With all of the construction-related activities underway, residents are encouraged to be flexible with commuting times, stagger work hours or use alternative means for travel. The public is asked to consider options such as transit, walking, cycling or carpooling.
The City of Ottawa has tools on ottawa.ca to help motorists and transit users plan their routes and manage their commute including:
OttawaNav– the City’s mobile application for real time construction and traffic information
COLA (Coalition for Landfill Accountability) wants the City of Ottawa to engage in real and meaningful consultation with residents during the negotiations of the Host Municipal Responsibility Agreement (HMRA) for the Carp Road landfill expansion.
The HMRA is being negotiated between the City and Waste Management (WM) behind closed doors, with no community engagement. This lack of transparency is unacceptable.
BACKGROUND: The Site Plan Control for Waste Management’s Carp Road landfill expansion (or “West Carleton Environmental Centre”) was approved by the City on October 28, 2015. One of the conditions of approval is that Waste Management enter into a HMRA with the City. The HMRA is supposed to address a number of community concerns including:
Property value protection
This is similar to the process in 2001, when the City of Ottawa and WM negotiated in secret, and came up with an agreement that left much to be desired:
It did not include property value protection for neighbouring residents and businesses.
The negotiated “cost-per-tonne” levy was only $1 per tonne. (Recently- negotiated agreements in Southern Ontario have been set at $6 per tonne.) This represents significant revenue to the City given that the proposed landfill can accept up to 400,000 tonnes of garbage per year.
Community compensation included an additional $60,000 per year to support “environmental initiatives and local projects” in nearby wards.
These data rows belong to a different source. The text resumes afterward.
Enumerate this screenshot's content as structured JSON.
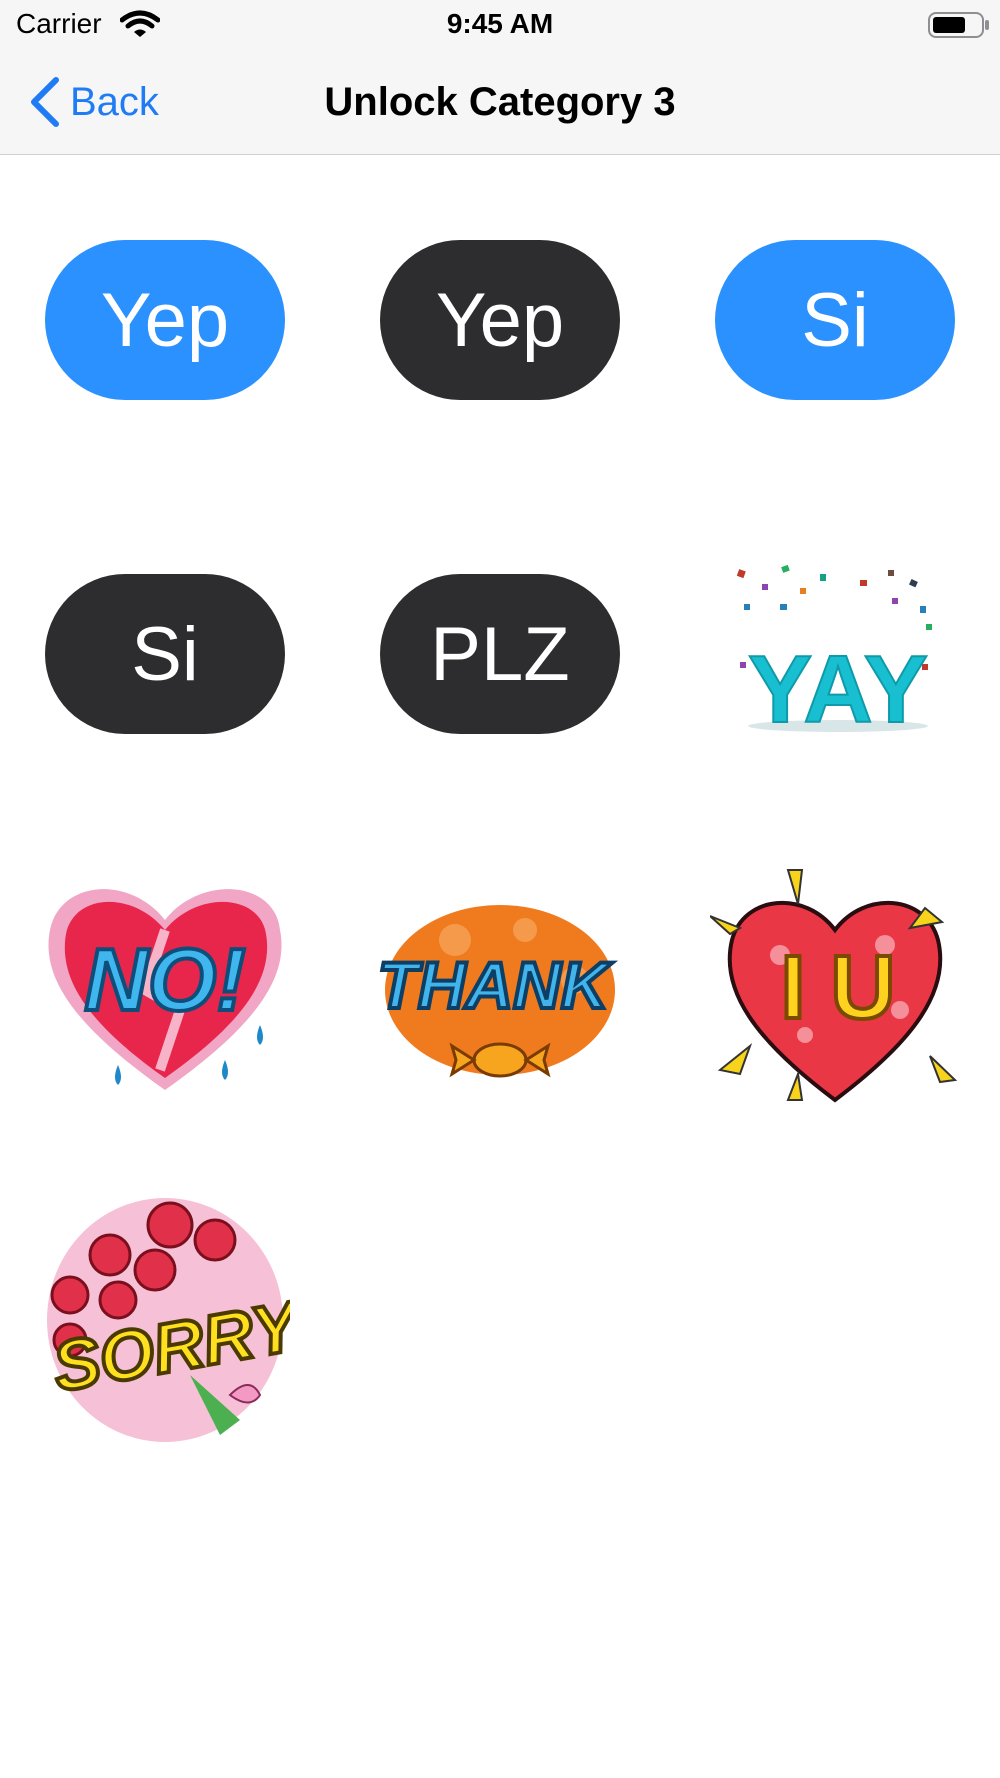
{
  "status_bar": {
    "carrier": "Carrier",
    "time": "9:45 AM"
  },
  "nav": {
    "back_label": "Back",
    "title": "Unlock Category 3"
  },
  "stickers": [
    {
      "text": "Yep",
      "style": "blue-bubble"
    },
    {
      "text": "Yep",
      "style": "dark-bubble"
    },
    {
      "text": "Si",
      "style": "blue-bubble"
    },
    {
      "text": "Si",
      "style": "dark-bubble"
    },
    {
      "text": "PLZ",
      "style": "dark-bubble"
    },
    {
      "text": "YAY",
      "style": "confetti-lettering"
    },
    {
      "text": "NO!",
      "style": "heart-lettering"
    },
    {
      "text": "THANK",
      "style": "candy-lettering"
    },
    {
      "text": "I U",
      "style": "heart-lettering"
    },
    {
      "text": "SORRY",
      "style": "roses-lettering"
    }
  ],
  "colors": {
    "accent": "#1f7cf4",
    "bubble_blue": "#2a91fe",
    "bubble_dark": "#2d2d2f"
  }
}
Projects funded by the community compensation were selected by WM and west end city councillors, again behind closed doors. The community had no input into where that money was spent.
OUR REQUEST: COLA is asking the City of Ottawa and Waste Management to consult and include residents and community associations in the negotiation process now, instead of after a draft is completed. Community input and engagement in the HMRA is vital to the development of a fair and effective agreement that benefits citizens.
Coalition for Landfill Accountability (COLA) is a group of residents and community associations in West Carleton, Stittsville and Kanata who are concerned about the proposed expansion of the Carp Road Landfill and its future impact on the community. Member associations include:
• Stittsville Village Association
• Huntley Manor Community Association
• Richardson Corridor Community Association
• Crossing Bridge Community Association
• Fairwinds Community Association
• Jackson Trails Community Association
• Southwest Stittsville Community Association
• Ward 5 Citizens Council
• Kanata Beaverbrook Community Association